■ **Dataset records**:
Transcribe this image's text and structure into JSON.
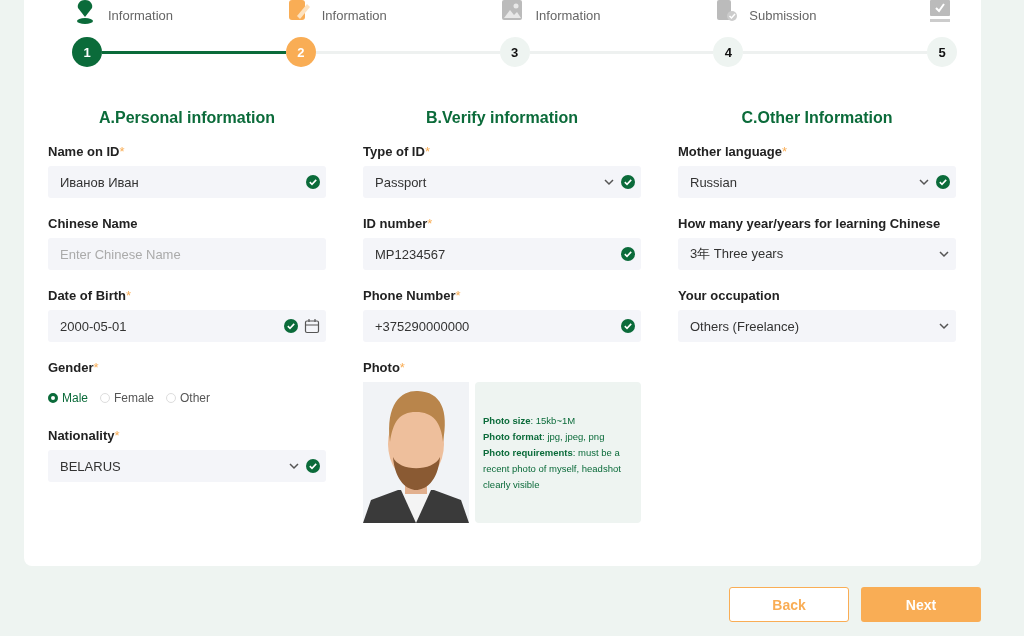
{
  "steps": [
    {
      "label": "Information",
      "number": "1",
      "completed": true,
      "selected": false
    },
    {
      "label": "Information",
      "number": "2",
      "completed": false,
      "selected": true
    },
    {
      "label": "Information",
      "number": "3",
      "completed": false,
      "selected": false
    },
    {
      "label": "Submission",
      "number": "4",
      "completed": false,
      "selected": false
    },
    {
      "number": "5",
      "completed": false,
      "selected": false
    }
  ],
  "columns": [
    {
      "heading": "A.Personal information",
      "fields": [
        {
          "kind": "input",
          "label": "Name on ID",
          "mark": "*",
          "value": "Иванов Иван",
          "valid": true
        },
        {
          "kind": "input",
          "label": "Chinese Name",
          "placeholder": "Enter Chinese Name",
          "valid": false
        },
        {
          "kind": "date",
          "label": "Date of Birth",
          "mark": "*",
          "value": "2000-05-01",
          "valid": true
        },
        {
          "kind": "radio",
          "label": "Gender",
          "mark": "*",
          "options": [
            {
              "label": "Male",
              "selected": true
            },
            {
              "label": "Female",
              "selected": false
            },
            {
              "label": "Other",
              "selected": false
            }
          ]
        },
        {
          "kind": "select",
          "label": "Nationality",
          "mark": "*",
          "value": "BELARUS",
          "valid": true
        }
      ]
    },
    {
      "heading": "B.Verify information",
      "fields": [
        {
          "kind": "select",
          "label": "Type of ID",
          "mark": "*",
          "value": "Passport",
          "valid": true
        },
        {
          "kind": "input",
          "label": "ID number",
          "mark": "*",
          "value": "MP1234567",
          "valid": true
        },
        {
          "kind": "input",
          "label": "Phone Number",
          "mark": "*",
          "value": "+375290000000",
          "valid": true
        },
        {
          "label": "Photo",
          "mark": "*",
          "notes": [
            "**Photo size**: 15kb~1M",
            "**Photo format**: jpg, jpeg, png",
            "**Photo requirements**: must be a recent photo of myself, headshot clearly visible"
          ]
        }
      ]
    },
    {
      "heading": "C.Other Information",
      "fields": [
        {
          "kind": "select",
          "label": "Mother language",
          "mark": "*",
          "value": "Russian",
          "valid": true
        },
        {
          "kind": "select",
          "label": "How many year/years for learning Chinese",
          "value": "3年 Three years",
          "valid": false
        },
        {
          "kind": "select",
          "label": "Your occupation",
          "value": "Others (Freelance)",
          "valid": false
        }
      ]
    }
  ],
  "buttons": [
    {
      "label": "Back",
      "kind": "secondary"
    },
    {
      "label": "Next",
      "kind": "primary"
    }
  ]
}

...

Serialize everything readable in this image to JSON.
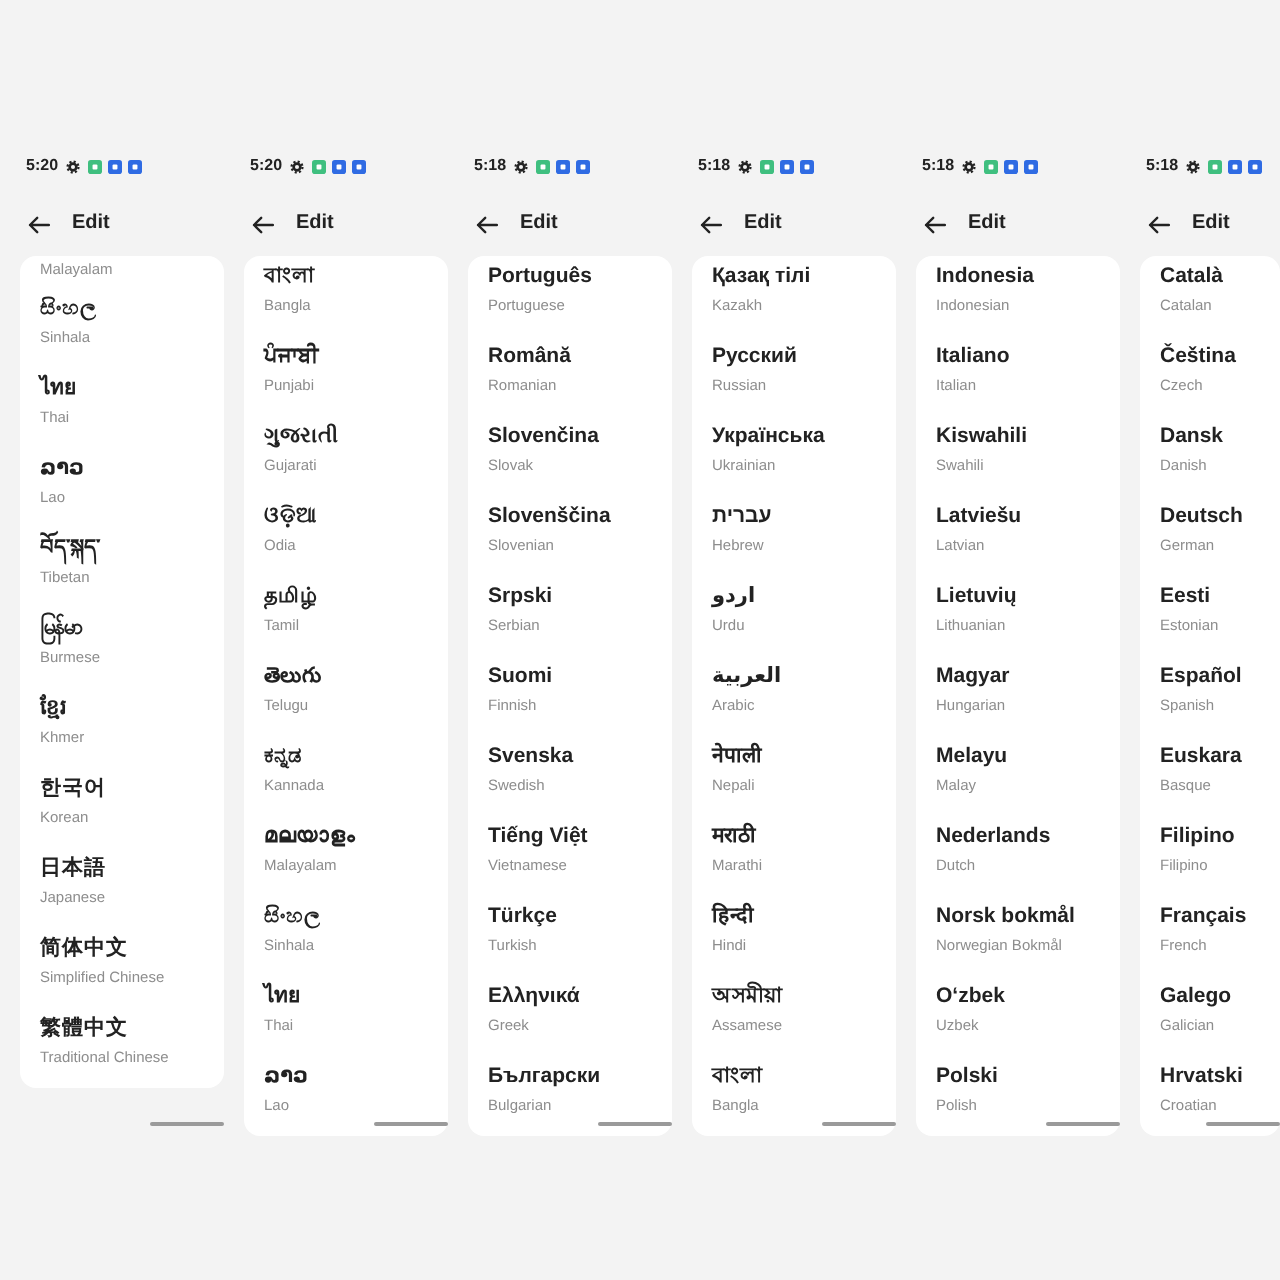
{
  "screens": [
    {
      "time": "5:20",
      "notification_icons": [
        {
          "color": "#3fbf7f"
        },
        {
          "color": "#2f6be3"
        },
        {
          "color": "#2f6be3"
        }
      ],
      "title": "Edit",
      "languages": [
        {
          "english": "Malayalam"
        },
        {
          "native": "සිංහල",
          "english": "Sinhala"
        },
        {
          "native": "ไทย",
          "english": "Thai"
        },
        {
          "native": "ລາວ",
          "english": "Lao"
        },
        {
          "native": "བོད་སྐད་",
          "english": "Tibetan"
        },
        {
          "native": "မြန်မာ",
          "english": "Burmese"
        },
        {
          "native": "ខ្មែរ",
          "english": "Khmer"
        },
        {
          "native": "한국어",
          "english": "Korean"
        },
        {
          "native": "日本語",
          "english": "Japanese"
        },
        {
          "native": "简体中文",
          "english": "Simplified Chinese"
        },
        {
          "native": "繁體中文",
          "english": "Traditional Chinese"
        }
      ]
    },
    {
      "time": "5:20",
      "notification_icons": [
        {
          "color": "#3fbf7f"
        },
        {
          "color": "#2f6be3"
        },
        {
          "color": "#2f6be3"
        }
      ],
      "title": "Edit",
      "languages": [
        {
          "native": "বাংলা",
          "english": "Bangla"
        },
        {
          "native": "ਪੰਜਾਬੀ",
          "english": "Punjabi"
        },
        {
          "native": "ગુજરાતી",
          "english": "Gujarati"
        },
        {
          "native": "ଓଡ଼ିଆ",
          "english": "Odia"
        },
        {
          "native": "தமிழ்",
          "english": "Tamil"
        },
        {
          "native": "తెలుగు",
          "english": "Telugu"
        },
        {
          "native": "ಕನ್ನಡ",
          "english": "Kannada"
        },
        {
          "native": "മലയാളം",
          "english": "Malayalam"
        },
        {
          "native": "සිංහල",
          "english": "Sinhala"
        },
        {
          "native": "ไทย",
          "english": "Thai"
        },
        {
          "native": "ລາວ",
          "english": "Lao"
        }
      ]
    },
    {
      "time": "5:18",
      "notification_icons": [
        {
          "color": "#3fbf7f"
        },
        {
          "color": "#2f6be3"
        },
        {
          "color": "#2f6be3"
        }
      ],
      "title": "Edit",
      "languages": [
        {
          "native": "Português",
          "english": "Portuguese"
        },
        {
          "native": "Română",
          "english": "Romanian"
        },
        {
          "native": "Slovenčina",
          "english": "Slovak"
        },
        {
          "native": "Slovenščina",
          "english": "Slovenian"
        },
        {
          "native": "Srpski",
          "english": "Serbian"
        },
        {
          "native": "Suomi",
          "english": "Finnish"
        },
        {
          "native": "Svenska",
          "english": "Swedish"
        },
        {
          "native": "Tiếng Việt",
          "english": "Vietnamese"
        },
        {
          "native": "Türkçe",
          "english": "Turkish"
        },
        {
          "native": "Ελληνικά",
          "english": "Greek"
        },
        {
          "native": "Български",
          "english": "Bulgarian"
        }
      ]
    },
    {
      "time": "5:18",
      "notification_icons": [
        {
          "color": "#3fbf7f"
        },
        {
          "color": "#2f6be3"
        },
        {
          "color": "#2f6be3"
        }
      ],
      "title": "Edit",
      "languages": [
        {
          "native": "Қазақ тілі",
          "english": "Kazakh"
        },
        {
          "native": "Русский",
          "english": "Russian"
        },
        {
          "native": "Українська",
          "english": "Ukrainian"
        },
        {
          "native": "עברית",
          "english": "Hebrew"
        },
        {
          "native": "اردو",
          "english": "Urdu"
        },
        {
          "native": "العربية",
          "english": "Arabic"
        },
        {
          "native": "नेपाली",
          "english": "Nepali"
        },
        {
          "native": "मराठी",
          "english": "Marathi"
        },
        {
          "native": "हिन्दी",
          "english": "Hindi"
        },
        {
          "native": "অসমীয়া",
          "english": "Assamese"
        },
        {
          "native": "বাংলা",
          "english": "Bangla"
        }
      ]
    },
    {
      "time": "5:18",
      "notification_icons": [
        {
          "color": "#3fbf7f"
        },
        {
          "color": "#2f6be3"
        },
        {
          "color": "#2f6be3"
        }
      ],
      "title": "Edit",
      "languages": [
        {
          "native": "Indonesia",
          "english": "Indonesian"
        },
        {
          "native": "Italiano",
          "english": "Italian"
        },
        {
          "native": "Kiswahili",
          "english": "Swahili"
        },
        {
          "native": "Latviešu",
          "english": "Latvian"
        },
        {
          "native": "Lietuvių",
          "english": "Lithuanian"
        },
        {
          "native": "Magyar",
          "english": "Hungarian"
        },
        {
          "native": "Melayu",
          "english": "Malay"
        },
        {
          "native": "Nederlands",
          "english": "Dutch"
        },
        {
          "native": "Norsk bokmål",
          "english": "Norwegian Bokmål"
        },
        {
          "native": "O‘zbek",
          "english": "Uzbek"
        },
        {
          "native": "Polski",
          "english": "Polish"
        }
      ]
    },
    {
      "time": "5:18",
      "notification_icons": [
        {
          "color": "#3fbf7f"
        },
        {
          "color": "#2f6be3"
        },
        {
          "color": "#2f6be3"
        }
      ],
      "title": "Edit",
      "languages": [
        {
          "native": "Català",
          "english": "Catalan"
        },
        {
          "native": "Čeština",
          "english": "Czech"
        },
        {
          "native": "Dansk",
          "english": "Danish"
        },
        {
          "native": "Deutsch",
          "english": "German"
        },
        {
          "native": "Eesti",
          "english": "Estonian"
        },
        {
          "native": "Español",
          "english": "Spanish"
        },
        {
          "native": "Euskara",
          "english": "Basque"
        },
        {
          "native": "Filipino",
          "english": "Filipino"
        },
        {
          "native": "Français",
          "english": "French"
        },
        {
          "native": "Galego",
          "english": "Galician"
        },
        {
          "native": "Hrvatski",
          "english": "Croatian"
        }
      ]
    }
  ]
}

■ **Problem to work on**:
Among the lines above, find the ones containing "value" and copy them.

■ **Response to this exercise**:
          "value": "Иванов Иван",
          "value": "2000-05-01",
          "value": "BELARUS",
          "value": "Passport",
          "value": "MP1234567",
          "value": "+375290000000",
          "value": "Russian",
          "value": "3年 Three years",
          "value": "Others (Freelance)",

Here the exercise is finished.